▶ [DATASET RECORDS]

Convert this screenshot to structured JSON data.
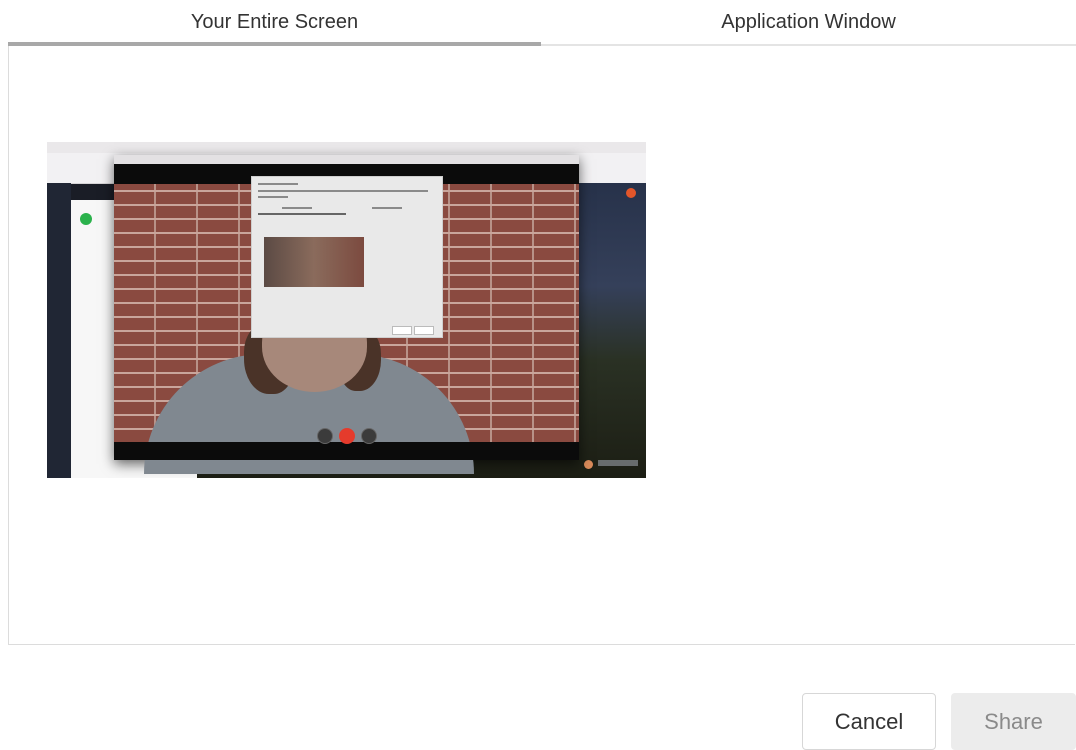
{
  "tabs": {
    "entire_screen": "Your Entire Screen",
    "application_window": "Application Window",
    "selected": "Your Entire Screen"
  },
  "buttons": {
    "cancel": "Cancel",
    "share": "Share",
    "share_enabled": false
  },
  "colors": {
    "tab_underline": "#a8a8a8",
    "share_disabled_bg": "#ececec",
    "end_call_red": "#e53b2c"
  }
}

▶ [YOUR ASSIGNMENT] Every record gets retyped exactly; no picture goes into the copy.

▶ [FINAL ANSWER]
Convert this screenshot to structured JSON data.
{
  "tabs": {
    "entire_screen": "Your Entire Screen",
    "application_window": "Application Window",
    "selected": "Your Entire Screen"
  },
  "buttons": {
    "cancel": "Cancel",
    "share": "Share",
    "share_enabled": false
  },
  "colors": {
    "tab_underline": "#a8a8a8",
    "share_disabled_bg": "#ececec",
    "end_call_red": "#e53b2c"
  }
}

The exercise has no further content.